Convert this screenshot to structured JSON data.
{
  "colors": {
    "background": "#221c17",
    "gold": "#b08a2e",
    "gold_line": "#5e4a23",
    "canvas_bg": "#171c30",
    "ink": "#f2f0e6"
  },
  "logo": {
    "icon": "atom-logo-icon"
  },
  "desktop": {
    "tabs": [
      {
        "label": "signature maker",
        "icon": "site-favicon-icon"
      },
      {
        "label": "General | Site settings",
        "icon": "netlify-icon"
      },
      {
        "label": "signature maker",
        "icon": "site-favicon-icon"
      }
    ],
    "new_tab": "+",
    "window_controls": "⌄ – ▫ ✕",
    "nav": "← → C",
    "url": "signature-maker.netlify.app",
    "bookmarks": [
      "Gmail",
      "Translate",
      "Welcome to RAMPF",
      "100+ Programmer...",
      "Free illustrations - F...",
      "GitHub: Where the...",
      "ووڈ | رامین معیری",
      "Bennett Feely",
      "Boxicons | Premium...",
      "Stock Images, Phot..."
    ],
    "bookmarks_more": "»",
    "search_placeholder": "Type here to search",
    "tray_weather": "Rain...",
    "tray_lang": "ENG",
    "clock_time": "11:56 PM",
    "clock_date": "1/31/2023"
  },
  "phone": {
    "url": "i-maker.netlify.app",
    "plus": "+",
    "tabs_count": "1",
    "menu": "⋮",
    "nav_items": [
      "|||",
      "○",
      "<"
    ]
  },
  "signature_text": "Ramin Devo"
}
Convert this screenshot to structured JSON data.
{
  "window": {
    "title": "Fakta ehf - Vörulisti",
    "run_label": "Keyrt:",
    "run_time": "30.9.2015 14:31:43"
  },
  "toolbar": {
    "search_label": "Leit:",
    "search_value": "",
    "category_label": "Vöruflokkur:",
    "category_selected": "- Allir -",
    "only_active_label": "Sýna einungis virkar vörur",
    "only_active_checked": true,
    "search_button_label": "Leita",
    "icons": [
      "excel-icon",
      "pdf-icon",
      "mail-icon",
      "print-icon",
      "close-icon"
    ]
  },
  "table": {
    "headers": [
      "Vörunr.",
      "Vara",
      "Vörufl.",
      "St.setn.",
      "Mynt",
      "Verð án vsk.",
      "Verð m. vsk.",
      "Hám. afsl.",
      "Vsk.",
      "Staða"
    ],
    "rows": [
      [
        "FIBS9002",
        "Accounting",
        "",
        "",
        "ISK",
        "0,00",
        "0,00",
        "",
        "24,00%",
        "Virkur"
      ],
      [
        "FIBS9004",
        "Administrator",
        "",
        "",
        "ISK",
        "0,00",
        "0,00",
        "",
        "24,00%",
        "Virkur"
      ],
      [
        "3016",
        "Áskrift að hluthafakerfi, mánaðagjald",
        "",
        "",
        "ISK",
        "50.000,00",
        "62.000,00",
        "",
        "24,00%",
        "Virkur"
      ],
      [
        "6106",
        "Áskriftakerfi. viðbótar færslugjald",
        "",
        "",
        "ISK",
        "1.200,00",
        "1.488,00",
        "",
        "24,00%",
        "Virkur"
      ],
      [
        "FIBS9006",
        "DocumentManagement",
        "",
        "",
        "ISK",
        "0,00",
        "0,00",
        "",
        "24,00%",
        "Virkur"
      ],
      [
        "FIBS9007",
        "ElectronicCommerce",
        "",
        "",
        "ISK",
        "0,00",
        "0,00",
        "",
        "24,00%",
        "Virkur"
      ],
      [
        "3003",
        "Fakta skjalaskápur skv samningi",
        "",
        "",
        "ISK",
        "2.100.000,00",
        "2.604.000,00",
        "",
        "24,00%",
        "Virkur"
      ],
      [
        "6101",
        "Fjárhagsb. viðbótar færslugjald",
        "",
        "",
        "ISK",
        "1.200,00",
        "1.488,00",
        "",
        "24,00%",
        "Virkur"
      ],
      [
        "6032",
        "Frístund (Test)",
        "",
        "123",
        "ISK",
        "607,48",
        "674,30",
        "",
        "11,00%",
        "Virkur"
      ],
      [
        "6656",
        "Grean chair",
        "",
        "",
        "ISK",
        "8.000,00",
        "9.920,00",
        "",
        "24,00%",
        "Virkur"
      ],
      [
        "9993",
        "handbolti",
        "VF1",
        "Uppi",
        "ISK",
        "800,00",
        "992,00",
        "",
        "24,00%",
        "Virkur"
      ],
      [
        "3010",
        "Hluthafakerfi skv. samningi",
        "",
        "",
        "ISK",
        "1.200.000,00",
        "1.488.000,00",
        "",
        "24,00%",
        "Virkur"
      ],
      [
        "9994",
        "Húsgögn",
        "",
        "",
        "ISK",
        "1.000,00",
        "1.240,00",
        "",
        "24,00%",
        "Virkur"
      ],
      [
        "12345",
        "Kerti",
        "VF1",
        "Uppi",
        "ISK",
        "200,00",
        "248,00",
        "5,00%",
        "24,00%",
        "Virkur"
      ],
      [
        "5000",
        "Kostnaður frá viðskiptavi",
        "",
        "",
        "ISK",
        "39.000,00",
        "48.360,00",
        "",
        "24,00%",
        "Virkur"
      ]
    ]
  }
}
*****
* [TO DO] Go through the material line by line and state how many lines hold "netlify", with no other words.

* [COMPLETED TASK] 3